Orange Juice With Pulp Has More Fiber
Fiber helps maintain a healthy digestive system and bowel, lowers cholesterol, and helps control blood sugar levels. However, many orange juices are packed with sugars and artificial sweeteners, which can counteract these health benefits. To gain the most benefits from both pulp and pulp-free orange juices, be sure to look for low-sugar or sugar-free ones. In fact, fresh-squeezed local orange juice will offer you the most significant overall benefits and higher levels of fiber.
Orange Juice With Pulp Has More Flavonoids
Flavonoids are naturally occurring in fruits, vegetables, and other whole foods. While they are found in no-pulp orange juice, the pulp contains the highest concentration. These bioactive compounds also play a prominent role in the strength of flavor. When orange juice is filtered, and the pulp is removed, the juice loses a lot of its natural flavor and the benefits that come with it. Orange juice without the pulp must often be re-injected with artificial concentrated flavor before being sent to grocery stores.
While flavonoids play a large role in the juice’s taste, they also have many potential health benefits. For example, flavonoids are associated with antioxidant effects, disease prevention, and a reduced risk of heart disease, cancer, neurodegenerative disorders, and other chronic diseases.
In conclusion, orange juice with pulp will provide a few more health benefits than pulp-free orange because of the higher levels of fiber and flavonoids.
Is drinking orange juice with pulp the same as eating an orange?
Drinking orange juice is not quite the same as eating an orange. Both oranges and orange juice contain the same nutrients. However, a fresh orange is much higher in fiber while much lower in carbs and calories. Most of these nutrients are lost to store-bought orange juice during processing. To find a juice alternative that is a closer substitute to biting into the fruit itself, look for hand-squeezed orange juice that does not filter the pulp.
Is it okay to eat the pulp, and what nutrients are in the pith of an orange?
Although it may not taste great, the entirety of an orange is edible. In fact, the pulp and pith of an orange are packed with beneficial nutrients. The pith, or the white substance between the peel and fruit, has high levels of fiber. Additionally, the peel and pith contain more flavonoids and vitamin C than the fruit and carry vitamin A and B vitamins.
The peel, pith, and pulp of an orange are all edible. However, pesticides and other preservatives that are not ideal for digestion may be present. Therefore, if you choose to eat the peel or use it to prepare dishes, be sure to soak and wash the fruit’s exterior first. Organic oranges will often have fewer pesticides and be less likely to have residual preservatives.
How long can I store leftover orange pulp, and what can I do with it?
The leftover orange pulp, pith, and peels can be used in many recipes. For example, the peel can be ground into zest for bread, pastries, pies, and cookies. Pulp and zest can be used to flavor meats, curry, and other dishes. Jellies, jams, marmalade, and candied orange peels are also enjoyed by many around the world.

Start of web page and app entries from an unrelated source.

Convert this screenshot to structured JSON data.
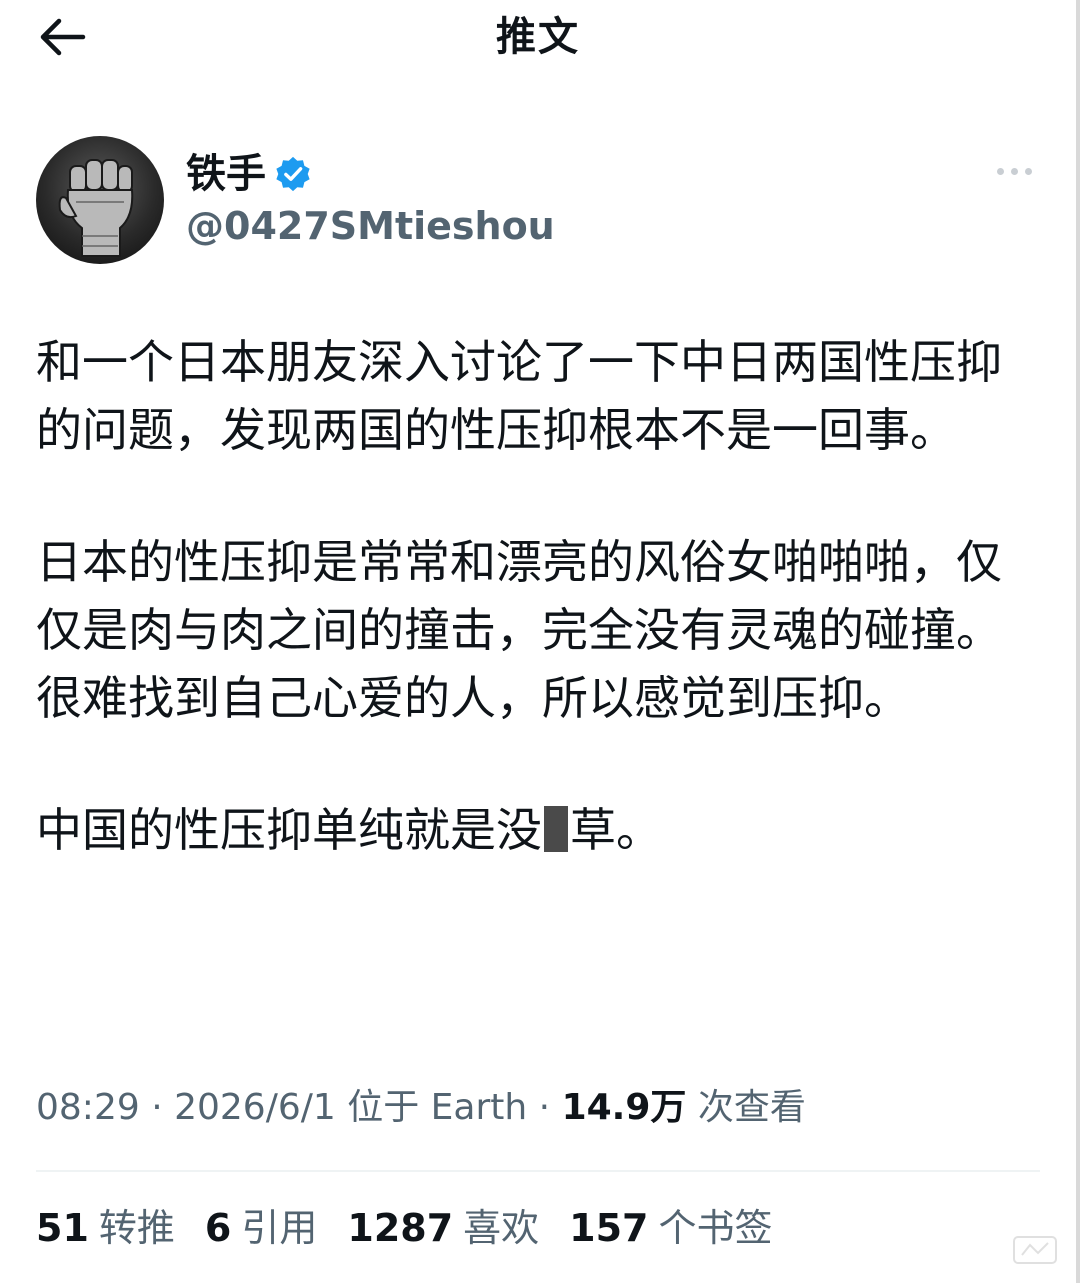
{
  "header": {
    "title": "推文",
    "back_icon": "arrow-left-icon"
  },
  "author": {
    "display_name": "铁手",
    "handle": "@0427SMtieshou",
    "verified": true,
    "verified_color": "#1d9bf0",
    "avatar_icon": "fist-avatar"
  },
  "tweet": {
    "paragraph1": "和一个日本朋友深入讨论了一下中日两国性压抑的问题，发现两国的性压抑根本不是一回事。",
    "paragraph2": "日本的性压抑是常常和漂亮的风俗女啪啪啪，仅仅是肉与肉之间的撞击，完全没有灵魂的碰撞。很难找到自己心爱的人，所以感觉到压抑。",
    "paragraph3_before": "中国的性压抑单纯就是没",
    "paragraph3_after": "草。"
  },
  "meta": {
    "time": "08:29",
    "sep1": " · ",
    "date": "2026/6/1",
    "location_prefix": " 位于 ",
    "location": "Earth",
    "sep2": " · ",
    "views_count": "14.9万",
    "views_label": " 次查看"
  },
  "stats": {
    "retweets_count": "51",
    "retweets_label": "转推",
    "quotes_count": "6",
    "quotes_label": "引用",
    "likes_count": "1287",
    "likes_label": "喜欢",
    "bookmarks_count": "157",
    "bookmarks_label": "个书签"
  },
  "colors": {
    "text_primary": "#0f1419",
    "text_secondary": "#536471",
    "divider": "#eff3f4"
  }
}
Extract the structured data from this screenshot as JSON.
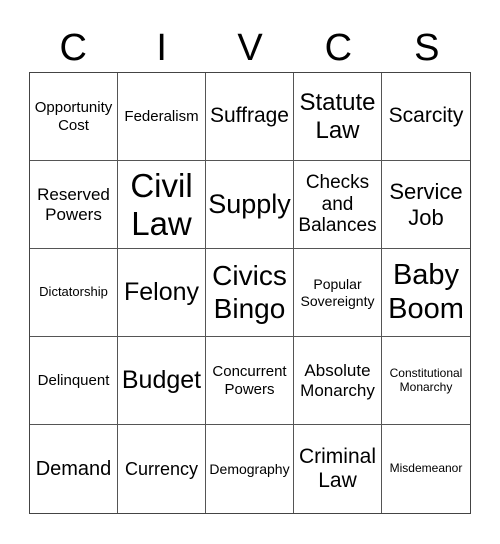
{
  "title_letters": [
    "C",
    "I",
    "V",
    "C",
    "S"
  ],
  "cells": [
    {
      "text": "Opportunity\nCost",
      "size": 15
    },
    {
      "text": "Federalism",
      "size": 15
    },
    {
      "text": "Suffrage",
      "size": 21
    },
    {
      "text": "Statute\nLaw",
      "size": 24
    },
    {
      "text": "Scarcity",
      "size": 21
    },
    {
      "text": "Reserved\nPowers",
      "size": 17
    },
    {
      "text": "Civil\nLaw",
      "size": 33
    },
    {
      "text": "Supply",
      "size": 27
    },
    {
      "text": "Checks\nand\nBalances",
      "size": 19
    },
    {
      "text": "Service\nJob",
      "size": 22
    },
    {
      "text": "Dictatorship",
      "size": 13
    },
    {
      "text": "Felony",
      "size": 25
    },
    {
      "text": "Civics\nBingo",
      "size": 28
    },
    {
      "text": "Popular\nSovereignty",
      "size": 14
    },
    {
      "text": "Baby\nBoom",
      "size": 29
    },
    {
      "text": "Delinquent",
      "size": 15
    },
    {
      "text": "Budget",
      "size": 25
    },
    {
      "text": "Concurrent\nPowers",
      "size": 15
    },
    {
      "text": "Absolute\nMonarchy",
      "size": 17
    },
    {
      "text": "Constitutional\nMonarchy",
      "size": 12
    },
    {
      "text": "Demand",
      "size": 20
    },
    {
      "text": "Currency",
      "size": 18
    },
    {
      "text": "Demography",
      "size": 14
    },
    {
      "text": "Criminal\nLaw",
      "size": 21
    },
    {
      "text": "Misdemeanor",
      "size": 12
    }
  ]
}
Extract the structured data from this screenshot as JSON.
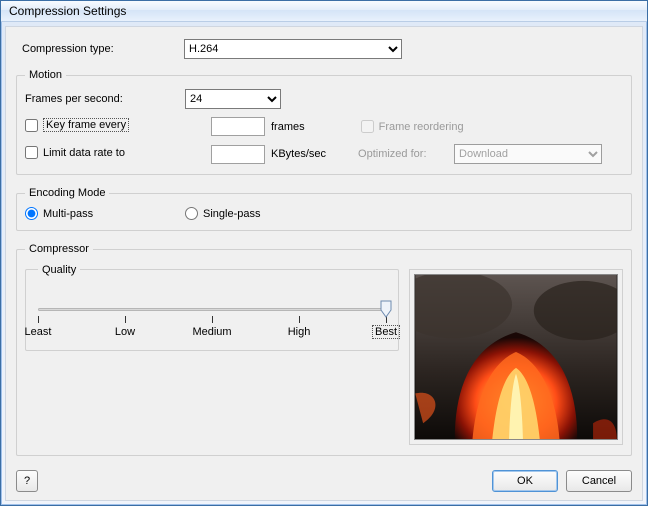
{
  "window": {
    "title": "Compression Settings"
  },
  "compression_type": {
    "label": "Compression type:",
    "value": "H.264"
  },
  "motion": {
    "legend": "Motion",
    "fps_label": "Frames per second:",
    "fps_value": "24",
    "keyframe_label": "Key frame every",
    "keyframe_value": "",
    "keyframe_unit": "frames",
    "frame_reordering_label": "Frame reordering",
    "limit_label": "Limit data rate to",
    "limit_value": "",
    "limit_unit": "KBytes/sec",
    "optimized_label": "Optimized for:",
    "optimized_value": "Download"
  },
  "encoding": {
    "legend": "Encoding Mode",
    "multi": "Multi-pass",
    "single": "Single-pass",
    "selected": "multi"
  },
  "compressor": {
    "legend": "Compressor",
    "quality_legend": "Quality",
    "ticks": [
      "Least",
      "Low",
      "Medium",
      "High",
      "Best"
    ],
    "value_index": 4
  },
  "footer": {
    "help": "?",
    "ok": "OK",
    "cancel": "Cancel"
  },
  "colors": {
    "accent": "#4f93d6"
  }
}
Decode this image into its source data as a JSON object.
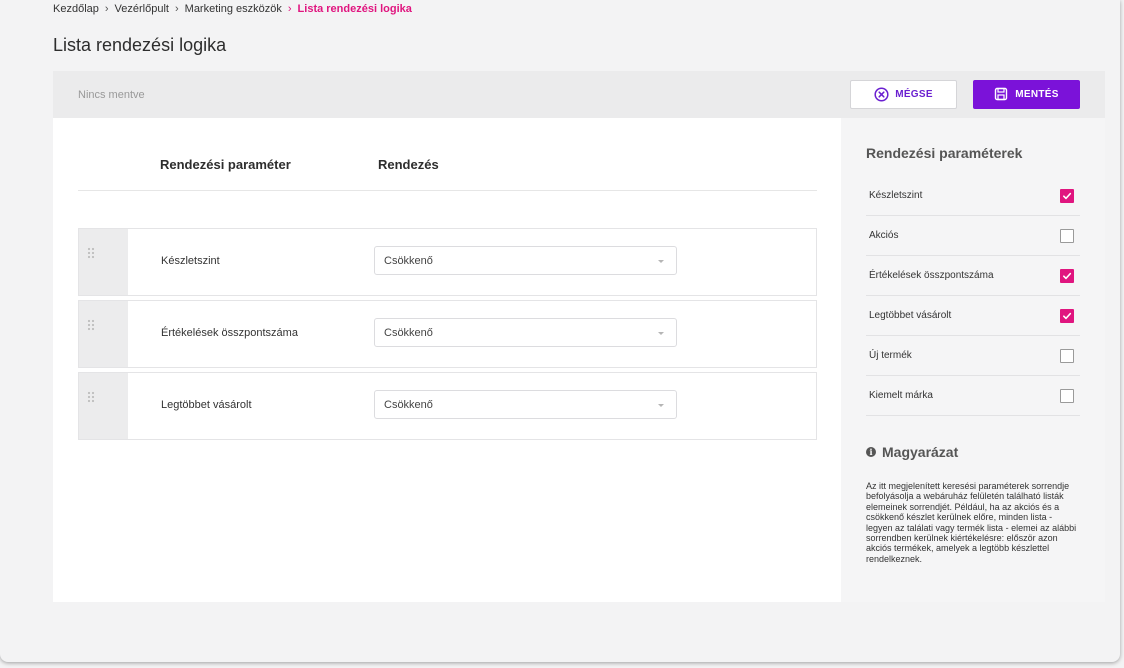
{
  "breadcrumb": {
    "items": [
      "Kezdőlap",
      "Vezérlőpult",
      "Marketing eszközök"
    ],
    "active": "Lista rendezési logika",
    "separator": "›"
  },
  "page": {
    "title": "Lista rendezési logika"
  },
  "toolbar": {
    "status": "Nincs mentve",
    "cancel_label": "MÉGSE",
    "save_label": "MENTÉS"
  },
  "table": {
    "headers": {
      "param": "Rendezési paraméter",
      "order": "Rendezés"
    },
    "rows": [
      {
        "label": "Készletszint",
        "order": "Csökkenő"
      },
      {
        "label": "Értékelések összpontszáma",
        "order": "Csökkenő"
      },
      {
        "label": "Legtöbbet vásárolt",
        "order": "Csökkenő"
      }
    ]
  },
  "side": {
    "title": "Rendezési paraméterek",
    "params": [
      {
        "label": "Készletszint",
        "checked": true
      },
      {
        "label": "Akciós",
        "checked": false
      },
      {
        "label": "Értékelések összpontszáma",
        "checked": true
      },
      {
        "label": "Legtöbbet vásárolt",
        "checked": true
      },
      {
        "label": "Új termék",
        "checked": false
      },
      {
        "label": "Kiemelt márka",
        "checked": false
      }
    ],
    "explanation_title": "Magyarázat",
    "explanation_text": "Az itt megjelenített keresési paraméterek sorrendje befolyásolja a webáruház felületén található listák elemeinek sorrendjét. Például, ha az akciós és a csökkenő készlet kerülnek előre, minden lista - legyen az találati vagy termék lista - elemei az alábbi sorrendben kerülnek kiértékelésre: először azon akciós termékek, amelyek a legtöbb készlettel rendelkeznek."
  },
  "colors": {
    "accent": "#e0157f",
    "primary": "#7b12d9"
  },
  "icons": {
    "cancel": "close-circle-icon",
    "save": "floppy-disk-icon",
    "drag": "drag-handle-icon",
    "info": "info-icon"
  }
}
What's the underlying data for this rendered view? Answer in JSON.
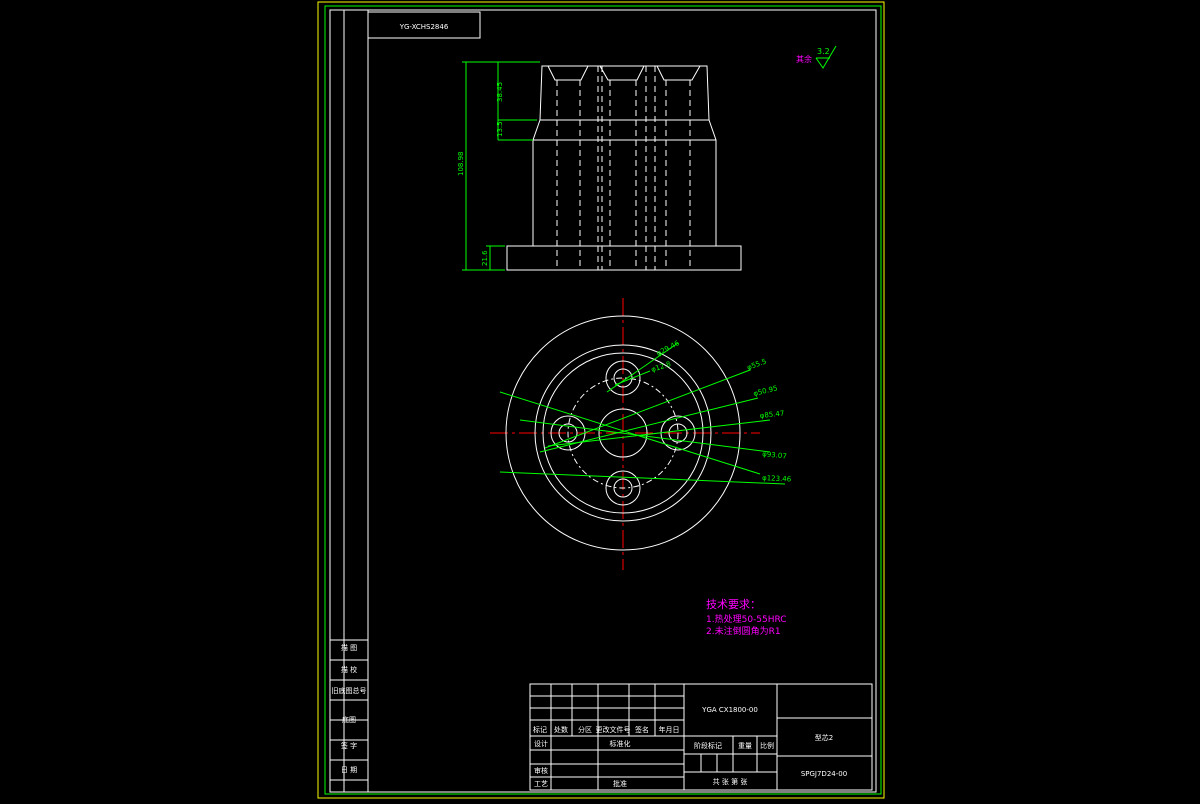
{
  "title_code": "YG-XCHS2846",
  "roughness": {
    "label": "其余",
    "value": "3.2"
  },
  "dimensions": {
    "height_total": "108.98",
    "height_top": "38.45",
    "height_step": "13.5",
    "height_flange": "21.6",
    "d_hole_pcd": "φ29.46",
    "d_hole": "φ12.8",
    "d_55": "φ55.5",
    "d_50": "φ50.95",
    "d_85": "φ85.47",
    "d_93": "φ93.07",
    "d_123": "φ123.46"
  },
  "tech_requirements": {
    "heading": "技术要求：",
    "line1": "1.热处理50-55HRC",
    "line2": "2.未注倒圆角为R1"
  },
  "side_stamp": [
    "描 图",
    "描 校",
    "旧底图总号",
    "底图",
    "签 字",
    "日 期"
  ],
  "title_block": {
    "header_row": [
      "标记",
      "处数",
      "分区",
      "更改文件号",
      "签名",
      "年月日"
    ],
    "design": "设计",
    "standardize": "标准化",
    "review": "审核",
    "process": "工艺",
    "approve": "批准",
    "drawing_no": "YGA CX1800-00",
    "stage_mark": "阶段标记",
    "weight": "重量",
    "scale": "比例",
    "sheets": "共 张 第 张",
    "part_name": "型芯2",
    "material": "SPGJ7D24-00"
  },
  "colors": {
    "line": "#ffffff",
    "dim": "#00ff00",
    "center": "#ff0000",
    "text": "#ff00ff",
    "border": "#ffff00"
  }
}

Opportunities are endless for the pulp, peel, and pith of oranges. However, these should be used immediately or stored safely to remain edible. Orange peels and pulp may be dehydrated and stored in an airtight bag or container in a cool, dry location. When dried, these pieces are safe for consumption for several years. However, the flavor may begin to decrease after a year of storage. Oranges may also be frozen and stored. However, freezing may result in increased bitterness. For best results, orange pith, peels, or pulp should be used immediately or dried for storage.
No Pulp Orange Juice Meaning